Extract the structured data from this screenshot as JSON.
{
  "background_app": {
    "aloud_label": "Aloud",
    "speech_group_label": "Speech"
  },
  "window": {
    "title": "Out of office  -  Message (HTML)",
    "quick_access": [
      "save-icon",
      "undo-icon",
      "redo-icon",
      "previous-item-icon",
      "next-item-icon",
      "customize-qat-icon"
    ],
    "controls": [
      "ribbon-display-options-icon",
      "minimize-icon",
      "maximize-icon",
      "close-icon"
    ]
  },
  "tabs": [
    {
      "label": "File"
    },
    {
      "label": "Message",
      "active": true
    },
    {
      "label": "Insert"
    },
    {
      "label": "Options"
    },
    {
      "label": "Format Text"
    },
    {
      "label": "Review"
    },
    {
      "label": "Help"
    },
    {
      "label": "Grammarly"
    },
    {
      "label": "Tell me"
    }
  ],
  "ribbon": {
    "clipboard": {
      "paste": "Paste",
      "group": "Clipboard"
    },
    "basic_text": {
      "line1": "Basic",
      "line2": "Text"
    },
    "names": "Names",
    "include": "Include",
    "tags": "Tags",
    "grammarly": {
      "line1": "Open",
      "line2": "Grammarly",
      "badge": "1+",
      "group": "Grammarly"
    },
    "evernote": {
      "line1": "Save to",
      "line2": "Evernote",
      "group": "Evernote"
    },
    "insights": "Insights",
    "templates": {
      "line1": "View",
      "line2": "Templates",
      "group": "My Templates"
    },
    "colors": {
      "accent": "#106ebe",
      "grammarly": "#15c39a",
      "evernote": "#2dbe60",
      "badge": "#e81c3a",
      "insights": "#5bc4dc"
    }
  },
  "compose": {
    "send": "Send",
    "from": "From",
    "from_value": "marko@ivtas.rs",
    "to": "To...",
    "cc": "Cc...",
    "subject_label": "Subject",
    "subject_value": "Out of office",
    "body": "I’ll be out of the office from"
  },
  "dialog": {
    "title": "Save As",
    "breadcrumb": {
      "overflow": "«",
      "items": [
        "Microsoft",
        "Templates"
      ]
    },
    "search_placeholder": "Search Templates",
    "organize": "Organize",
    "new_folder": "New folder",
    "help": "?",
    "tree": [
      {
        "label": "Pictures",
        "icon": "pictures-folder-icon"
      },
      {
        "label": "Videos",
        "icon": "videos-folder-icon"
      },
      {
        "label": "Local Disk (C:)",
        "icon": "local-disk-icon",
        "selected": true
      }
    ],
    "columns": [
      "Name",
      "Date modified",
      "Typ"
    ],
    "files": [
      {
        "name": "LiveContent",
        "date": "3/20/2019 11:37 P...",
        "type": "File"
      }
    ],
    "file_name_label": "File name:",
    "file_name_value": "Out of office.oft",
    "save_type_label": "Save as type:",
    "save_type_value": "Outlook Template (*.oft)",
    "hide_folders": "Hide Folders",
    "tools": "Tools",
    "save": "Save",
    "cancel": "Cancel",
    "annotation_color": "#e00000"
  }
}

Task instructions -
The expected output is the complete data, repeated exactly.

Reply to the task -
Extract the structured data from this screenshot as JSON.
{
  "background_app": {
    "aloud_label": "Aloud",
    "speech_group_label": "Speech"
  },
  "window": {
    "title": "Out of office  -  Message (HTML)",
    "quick_access": [
      "save-icon",
      "undo-icon",
      "redo-icon",
      "previous-item-icon",
      "next-item-icon",
      "customize-qat-icon"
    ],
    "controls": [
      "ribbon-display-options-icon",
      "minimize-icon",
      "maximize-icon",
      "close-icon"
    ]
  },
  "tabs": [
    {
      "label": "File"
    },
    {
      "label": "Message",
      "active": true
    },
    {
      "label": "Insert"
    },
    {
      "label": "Options"
    },
    {
      "label": "Format Text"
    },
    {
      "label": "Review"
    },
    {
      "label": "Help"
    },
    {
      "label": "Grammarly"
    },
    {
      "label": "Tell me"
    }
  ],
  "ribbon": {
    "clipboard": {
      "paste": "Paste",
      "group": "Clipboard"
    },
    "basic_text": {
      "line1": "Basic",
      "line2": "Text"
    },
    "names": "Names",
    "include": "Include",
    "tags": "Tags",
    "grammarly": {
      "line1": "Open",
      "line2": "Grammarly",
      "badge": "1+",
      "group": "Grammarly"
    },
    "evernote": {
      "line1": "Save to",
      "line2": "Evernote",
      "group": "Evernote"
    },
    "insights": "Insights",
    "templates": {
      "line1": "View",
      "line2": "Templates",
      "group": "My Templates"
    },
    "colors": {
      "accent": "#106ebe",
      "grammarly": "#15c39a",
      "evernote": "#2dbe60",
      "badge": "#e81c3a",
      "insights": "#5bc4dc"
    }
  },
  "compose": {
    "send": "Send",
    "from": "From",
    "from_value": "marko@ivtas.rs",
    "to": "To...",
    "cc": "Cc...",
    "subject_label": "Subject",
    "subject_value": "Out of office",
    "body": "I’ll be out of the office from"
  },
  "dialog": {
    "title": "Save As",
    "breadcrumb": {
      "overflow": "«",
      "items": [
        "Microsoft",
        "Templates"
      ]
    },
    "search_placeholder": "Search Templates",
    "organize": "Organize",
    "new_folder": "New folder",
    "help": "?",
    "tree": [
      {
        "label": "Pictures",
        "icon": "pictures-folder-icon"
      },
      {
        "label": "Videos",
        "icon": "videos-folder-icon"
      },
      {
        "label": "Local Disk (C:)",
        "icon": "local-disk-icon",
        "selected": true
      }
    ],
    "columns": [
      "Name",
      "Date modified",
      "Typ"
    ],
    "files": [
      {
        "name": "LiveContent",
        "date": "3/20/2019 11:37 P...",
        "type": "File"
      }
    ],
    "file_name_label": "File name:",
    "file_name_value": "Out of office.oft",
    "save_type_label": "Save as type:",
    "save_type_value": "Outlook Template (*.oft)",
    "hide_folders": "Hide Folders",
    "tools": "Tools",
    "save": "Save",
    "cancel": "Cancel",
    "annotation_color": "#e00000"
  }
}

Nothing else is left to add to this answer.